Leaving out the pictures, reproduce each record exactly and in full.

### Working data
_ _ _

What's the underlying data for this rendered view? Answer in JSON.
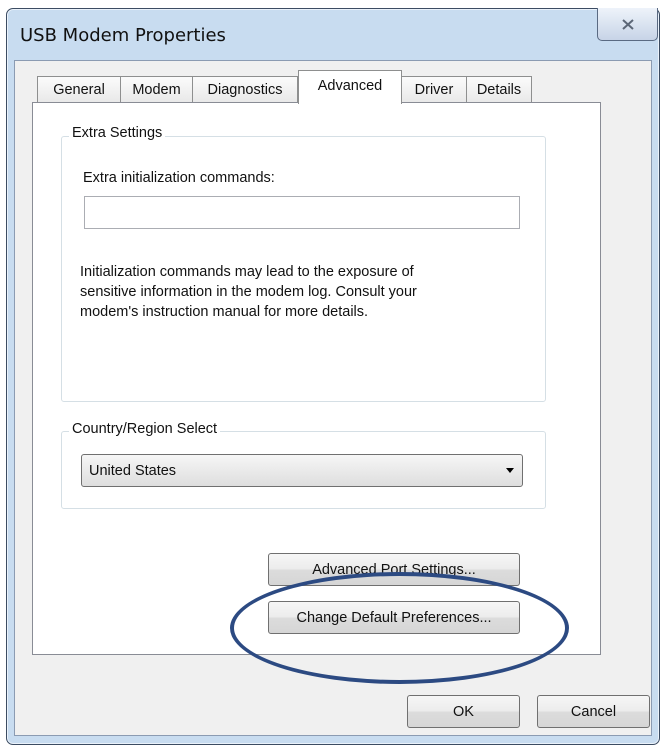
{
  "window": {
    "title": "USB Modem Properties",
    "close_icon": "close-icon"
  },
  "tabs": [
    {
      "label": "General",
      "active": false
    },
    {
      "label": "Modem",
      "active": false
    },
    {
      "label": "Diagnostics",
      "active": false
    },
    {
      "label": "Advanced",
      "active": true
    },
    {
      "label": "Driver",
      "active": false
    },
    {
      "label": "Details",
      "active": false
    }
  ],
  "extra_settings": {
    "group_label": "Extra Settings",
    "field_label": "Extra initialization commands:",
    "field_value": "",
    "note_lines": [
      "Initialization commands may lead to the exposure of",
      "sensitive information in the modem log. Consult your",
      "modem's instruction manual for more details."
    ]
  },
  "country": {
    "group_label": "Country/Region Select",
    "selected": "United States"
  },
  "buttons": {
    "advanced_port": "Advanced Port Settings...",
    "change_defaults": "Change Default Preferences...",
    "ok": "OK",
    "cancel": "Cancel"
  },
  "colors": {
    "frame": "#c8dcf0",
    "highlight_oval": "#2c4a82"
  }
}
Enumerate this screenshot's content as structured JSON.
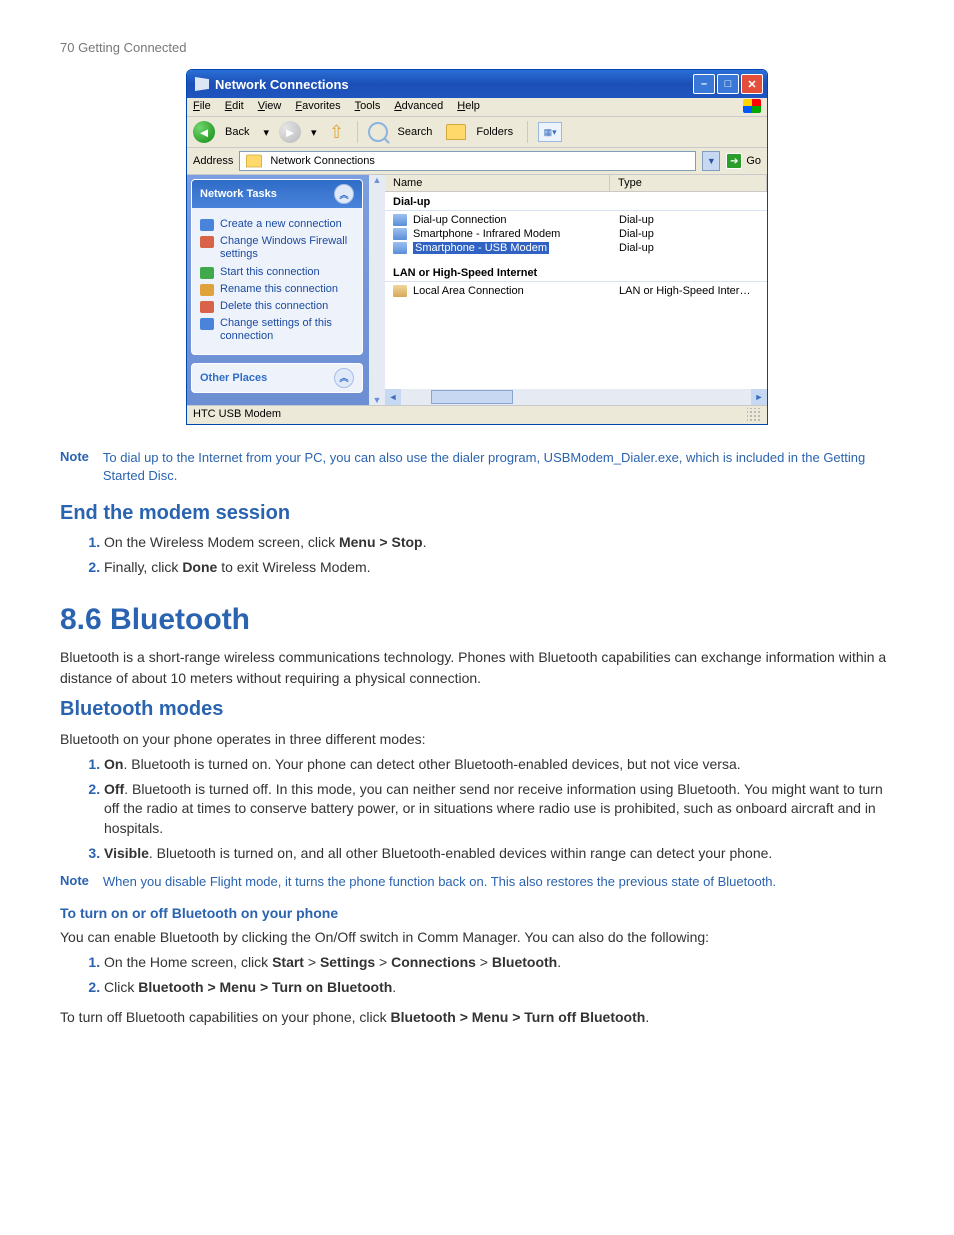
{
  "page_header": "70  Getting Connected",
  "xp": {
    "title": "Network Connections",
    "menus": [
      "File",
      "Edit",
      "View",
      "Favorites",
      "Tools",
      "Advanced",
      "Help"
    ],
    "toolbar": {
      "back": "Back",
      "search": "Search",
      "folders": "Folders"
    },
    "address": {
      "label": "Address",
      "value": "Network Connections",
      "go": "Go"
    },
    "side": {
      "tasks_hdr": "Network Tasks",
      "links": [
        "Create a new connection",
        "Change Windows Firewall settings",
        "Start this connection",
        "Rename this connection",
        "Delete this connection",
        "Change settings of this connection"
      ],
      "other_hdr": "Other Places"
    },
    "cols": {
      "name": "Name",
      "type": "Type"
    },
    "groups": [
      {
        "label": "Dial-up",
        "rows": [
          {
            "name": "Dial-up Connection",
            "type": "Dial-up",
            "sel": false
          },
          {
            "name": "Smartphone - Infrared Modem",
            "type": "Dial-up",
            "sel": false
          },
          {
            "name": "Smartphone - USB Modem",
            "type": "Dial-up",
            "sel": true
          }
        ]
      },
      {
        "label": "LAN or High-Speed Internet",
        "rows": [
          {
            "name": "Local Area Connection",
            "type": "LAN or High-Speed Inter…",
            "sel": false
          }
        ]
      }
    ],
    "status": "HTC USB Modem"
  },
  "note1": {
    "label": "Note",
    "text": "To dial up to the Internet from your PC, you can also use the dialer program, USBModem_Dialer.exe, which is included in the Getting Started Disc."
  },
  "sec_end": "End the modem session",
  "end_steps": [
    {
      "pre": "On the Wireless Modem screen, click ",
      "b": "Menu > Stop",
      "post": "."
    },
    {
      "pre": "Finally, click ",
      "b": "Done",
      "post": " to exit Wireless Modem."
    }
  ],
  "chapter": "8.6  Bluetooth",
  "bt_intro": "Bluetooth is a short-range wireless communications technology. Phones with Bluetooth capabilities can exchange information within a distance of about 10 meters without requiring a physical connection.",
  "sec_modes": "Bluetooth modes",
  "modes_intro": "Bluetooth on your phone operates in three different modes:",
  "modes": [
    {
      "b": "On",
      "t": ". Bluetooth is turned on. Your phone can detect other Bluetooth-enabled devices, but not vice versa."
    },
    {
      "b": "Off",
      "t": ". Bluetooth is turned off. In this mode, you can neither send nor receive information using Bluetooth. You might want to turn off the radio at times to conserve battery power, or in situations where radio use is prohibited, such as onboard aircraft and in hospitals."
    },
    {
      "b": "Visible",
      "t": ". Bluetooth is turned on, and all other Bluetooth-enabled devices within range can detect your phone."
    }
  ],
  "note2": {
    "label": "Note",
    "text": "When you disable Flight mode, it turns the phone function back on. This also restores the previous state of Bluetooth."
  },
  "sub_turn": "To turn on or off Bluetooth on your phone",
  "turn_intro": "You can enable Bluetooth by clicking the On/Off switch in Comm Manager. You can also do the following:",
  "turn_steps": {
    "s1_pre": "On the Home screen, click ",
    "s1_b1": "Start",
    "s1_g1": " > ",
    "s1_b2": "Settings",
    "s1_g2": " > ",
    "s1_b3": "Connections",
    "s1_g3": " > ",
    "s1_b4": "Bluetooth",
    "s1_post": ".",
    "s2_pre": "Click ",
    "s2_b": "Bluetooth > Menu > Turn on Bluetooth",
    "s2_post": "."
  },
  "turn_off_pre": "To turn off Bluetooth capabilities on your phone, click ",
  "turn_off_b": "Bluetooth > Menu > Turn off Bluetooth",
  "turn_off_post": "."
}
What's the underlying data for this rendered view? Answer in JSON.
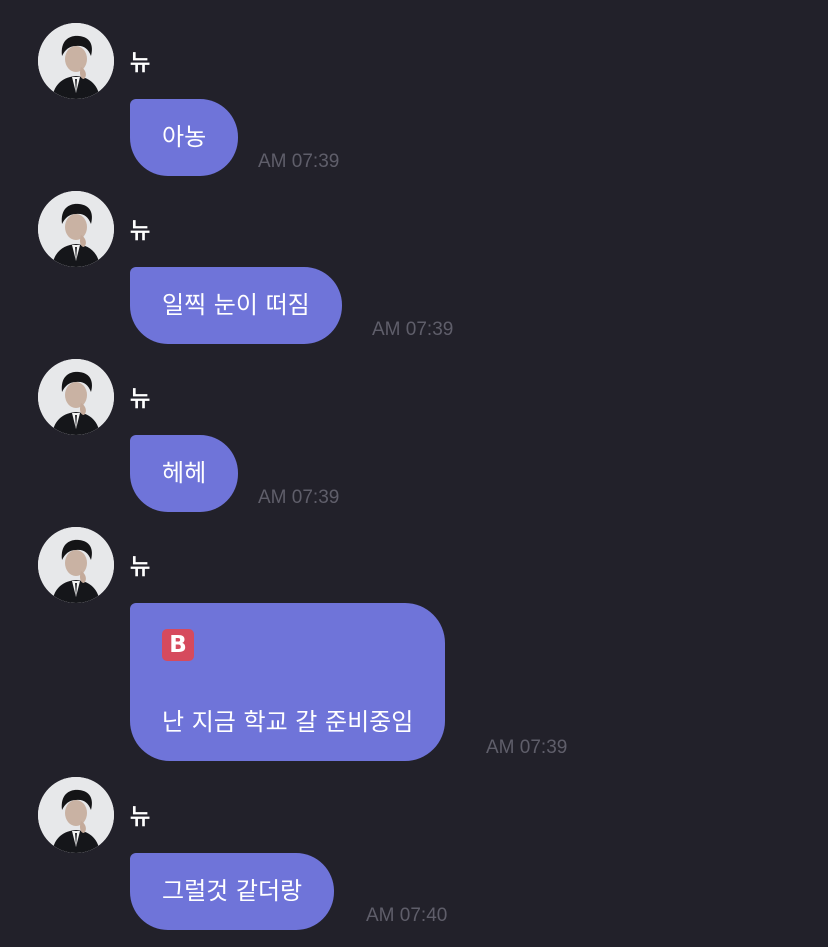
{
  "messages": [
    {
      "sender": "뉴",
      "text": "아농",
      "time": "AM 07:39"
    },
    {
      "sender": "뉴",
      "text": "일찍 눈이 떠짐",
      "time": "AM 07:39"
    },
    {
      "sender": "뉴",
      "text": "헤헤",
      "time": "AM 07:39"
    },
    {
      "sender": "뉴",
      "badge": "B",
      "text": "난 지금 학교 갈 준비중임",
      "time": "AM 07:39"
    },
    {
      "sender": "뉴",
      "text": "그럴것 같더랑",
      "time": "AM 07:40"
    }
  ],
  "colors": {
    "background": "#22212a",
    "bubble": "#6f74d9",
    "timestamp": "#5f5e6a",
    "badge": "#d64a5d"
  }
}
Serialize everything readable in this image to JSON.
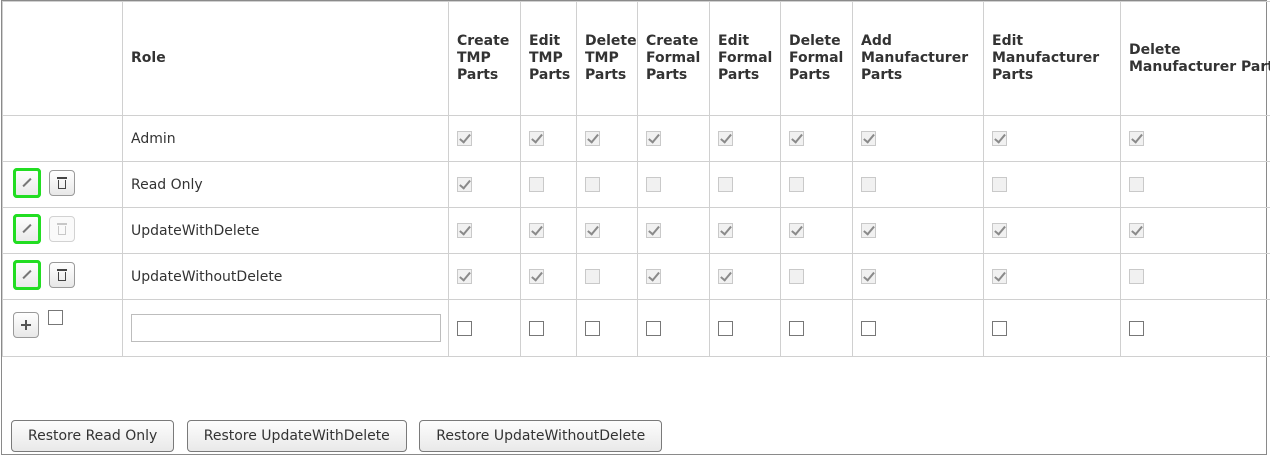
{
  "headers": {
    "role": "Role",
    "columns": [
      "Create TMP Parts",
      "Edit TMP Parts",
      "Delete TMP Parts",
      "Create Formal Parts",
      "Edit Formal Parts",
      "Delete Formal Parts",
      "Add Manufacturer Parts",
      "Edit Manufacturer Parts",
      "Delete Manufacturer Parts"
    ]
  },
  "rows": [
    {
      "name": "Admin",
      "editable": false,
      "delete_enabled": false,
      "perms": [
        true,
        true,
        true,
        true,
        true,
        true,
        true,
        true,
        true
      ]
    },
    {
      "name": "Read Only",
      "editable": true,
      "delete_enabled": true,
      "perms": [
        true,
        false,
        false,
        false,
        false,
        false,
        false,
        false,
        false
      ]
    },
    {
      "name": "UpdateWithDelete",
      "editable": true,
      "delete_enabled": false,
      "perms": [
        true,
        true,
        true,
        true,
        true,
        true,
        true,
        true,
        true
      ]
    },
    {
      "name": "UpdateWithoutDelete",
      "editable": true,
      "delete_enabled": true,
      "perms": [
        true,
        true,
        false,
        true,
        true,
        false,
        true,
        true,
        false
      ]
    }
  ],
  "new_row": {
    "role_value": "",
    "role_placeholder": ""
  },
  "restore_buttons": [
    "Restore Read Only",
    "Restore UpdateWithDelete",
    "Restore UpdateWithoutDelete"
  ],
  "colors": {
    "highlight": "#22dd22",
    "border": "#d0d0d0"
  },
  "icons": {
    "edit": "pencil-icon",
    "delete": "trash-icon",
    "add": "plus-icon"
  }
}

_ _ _

### Written answer
What's the underlying data for this rendered view? Answer in JSON.
{
  "window": {
    "title": "USB Modem Properties",
    "close_icon": "close-icon"
  },
  "tabs": [
    {
      "label": "General",
      "active": false
    },
    {
      "label": "Modem",
      "active": false
    },
    {
      "label": "Diagnostics",
      "active": false
    },
    {
      "label": "Advanced",
      "active": true
    },
    {
      "label": "Driver",
      "active": false
    },
    {
      "label": "Details",
      "active": false
    }
  ],
  "extra_settings": {
    "group_label": "Extra Settings",
    "field_label": "Extra initialization commands:",
    "field_value": "",
    "note_lines": [
      "Initialization commands may lead to the exposure of",
      "sensitive information in the modem log. Consult your",
      "modem's instruction manual for more details."
    ]
  },
  "country": {
    "group_label": "Country/Region Select",
    "selected": "United States"
  },
  "buttons": {
    "advanced_port": "Advanced Port Settings...",
    "change_defaults": "Change Default Preferences...",
    "ok": "OK",
    "cancel": "Cancel"
  },
  "colors": {
    "frame": "#c8dcf0",
    "highlight_oval": "#2c4a82"
  }
}
Enumerate this screenshot's content as structured JSON.
{
  "page_header": "70  Getting Connected",
  "xp": {
    "title": "Network Connections",
    "menus": [
      "File",
      "Edit",
      "View",
      "Favorites",
      "Tools",
      "Advanced",
      "Help"
    ],
    "toolbar": {
      "back": "Back",
      "search": "Search",
      "folders": "Folders"
    },
    "address": {
      "label": "Address",
      "value": "Network Connections",
      "go": "Go"
    },
    "side": {
      "tasks_hdr": "Network Tasks",
      "links": [
        "Create a new connection",
        "Change Windows Firewall settings",
        "Start this connection",
        "Rename this connection",
        "Delete this connection",
        "Change settings of this connection"
      ],
      "other_hdr": "Other Places"
    },
    "cols": {
      "name": "Name",
      "type": "Type"
    },
    "groups": [
      {
        "label": "Dial-up",
        "rows": [
          {
            "name": "Dial-up Connection",
            "type": "Dial-up",
            "sel": false
          },
          {
            "name": "Smartphone - Infrared Modem",
            "type": "Dial-up",
            "sel": false
          },
          {
            "name": "Smartphone - USB Modem",
            "type": "Dial-up",
            "sel": true
          }
        ]
      },
      {
        "label": "LAN or High-Speed Internet",
        "rows": [
          {
            "name": "Local Area Connection",
            "type": "LAN or High-Speed Inter…",
            "sel": false
          }
        ]
      }
    ],
    "status": "HTC USB Modem"
  },
  "note1": {
    "label": "Note",
    "text": "To dial up to the Internet from your PC, you can also use the dialer program, USBModem_Dialer.exe, which is included in the Getting Started Disc."
  },
  "sec_end": "End the modem session",
  "end_steps": [
    {
      "pre": "On the Wireless Modem screen, click ",
      "b": "Menu > Stop",
      "post": "."
    },
    {
      "pre": "Finally, click ",
      "b": "Done",
      "post": " to exit Wireless Modem."
    }
  ],
  "chapter": "8.6  Bluetooth",
  "bt_intro": "Bluetooth is a short-range wireless communications technology. Phones with Bluetooth capabilities can exchange information within a distance of about 10 meters without requiring a physical connection.",
  "sec_modes": "Bluetooth modes",
  "modes_intro": "Bluetooth on your phone operates in three different modes:",
  "modes": [
    {
      "b": "On",
      "t": ". Bluetooth is turned on. Your phone can detect other Bluetooth-enabled devices, but not vice versa."
    },
    {
      "b": "Off",
      "t": ". Bluetooth is turned off. In this mode, you can neither send nor receive information using Bluetooth. You might want to turn off the radio at times to conserve battery power, or in situations where radio use is prohibited, such as onboard aircraft and in hospitals."
    },
    {
      "b": "Visible",
      "t": ". Bluetooth is turned on, and all other Bluetooth-enabled devices within range can detect your phone."
    }
  ],
  "note2": {
    "label": "Note",
    "text": "When you disable Flight mode, it turns the phone function back on. This also restores the previous state of Bluetooth."
  },
  "sub_turn": "To turn on or off Bluetooth on your phone",
  "turn_intro": "You can enable Bluetooth by clicking the On/Off switch in Comm Manager. You can also do the following:",
  "turn_steps": {
    "s1_pre": "On the Home screen, click ",
    "s1_b1": "Start",
    "s1_g1": " > ",
    "s1_b2": "Settings",
    "s1_g2": " > ",
    "s1_b3": "Connections",
    "s1_g3": " > ",
    "s1_b4": "Bluetooth",
    "s1_post": ".",
    "s2_pre": "Click ",
    "s2_b": "Bluetooth > Menu > Turn on Bluetooth",
    "s2_post": "."
  },
  "turn_off_pre": "To turn off Bluetooth capabilities on your phone, click ",
  "turn_off_b": "Bluetooth > Menu > Turn off Bluetooth",
  "turn_off_post": "."
}
What's the underlying data for this rendered view? Answer in JSON.
{
  "messages": [
    {
      "sender": "뉴",
      "text": "아농",
      "time": "AM 07:39"
    },
    {
      "sender": "뉴",
      "text": "일찍 눈이 떠짐",
      "time": "AM 07:39"
    },
    {
      "sender": "뉴",
      "text": "헤헤",
      "time": "AM 07:39"
    },
    {
      "sender": "뉴",
      "badge": "B",
      "text": "난 지금 학교 갈 준비중임",
      "time": "AM 07:39"
    },
    {
      "sender": "뉴",
      "text": "그럴것 같더랑",
      "time": "AM 07:40"
    }
  ],
  "colors": {
    "background": "#22212a",
    "bubble": "#6f74d9",
    "timestamp": "#5f5e6a",
    "badge": "#d64a5d"
  }
}
Serialize everything readable in this image to JSON.
{
  "headers": {
    "role": "Role",
    "columns": [
      "Create TMP Parts",
      "Edit TMP Parts",
      "Delete TMP Parts",
      "Create Formal Parts",
      "Edit Formal Parts",
      "Delete Formal Parts",
      "Add Manufacturer Parts",
      "Edit Manufacturer Parts",
      "Delete Manufacturer Parts"
    ]
  },
  "rows": [
    {
      "name": "Admin",
      "editable": false,
      "delete_enabled": false,
      "perms": [
        true,
        true,
        true,
        true,
        true,
        true,
        true,
        true,
        true
      ]
    },
    {
      "name": "Read Only",
      "editable": true,
      "delete_enabled": true,
      "perms": [
        true,
        false,
        false,
        false,
        false,
        false,
        false,
        false,
        false
      ]
    },
    {
      "name": "UpdateWithDelete",
      "editable": true,
      "delete_enabled": false,
      "perms": [
        true,
        true,
        true,
        true,
        true,
        true,
        true,
        true,
        true
      ]
    },
    {
      "name": "UpdateWithoutDelete",
      "editable": true,
      "delete_enabled": true,
      "perms": [
        true,
        true,
        false,
        true,
        true,
        false,
        true,
        true,
        false
      ]
    }
  ],
  "new_row": {
    "role_value": "",
    "role_placeholder": ""
  },
  "restore_buttons": [
    "Restore Read Only",
    "Restore UpdateWithDelete",
    "Restore UpdateWithoutDelete"
  ],
  "colors": {
    "highlight": "#22dd22",
    "border": "#d0d0d0"
  },
  "icons": {
    "edit": "pencil-icon",
    "delete": "trash-icon",
    "add": "plus-icon"
  }
}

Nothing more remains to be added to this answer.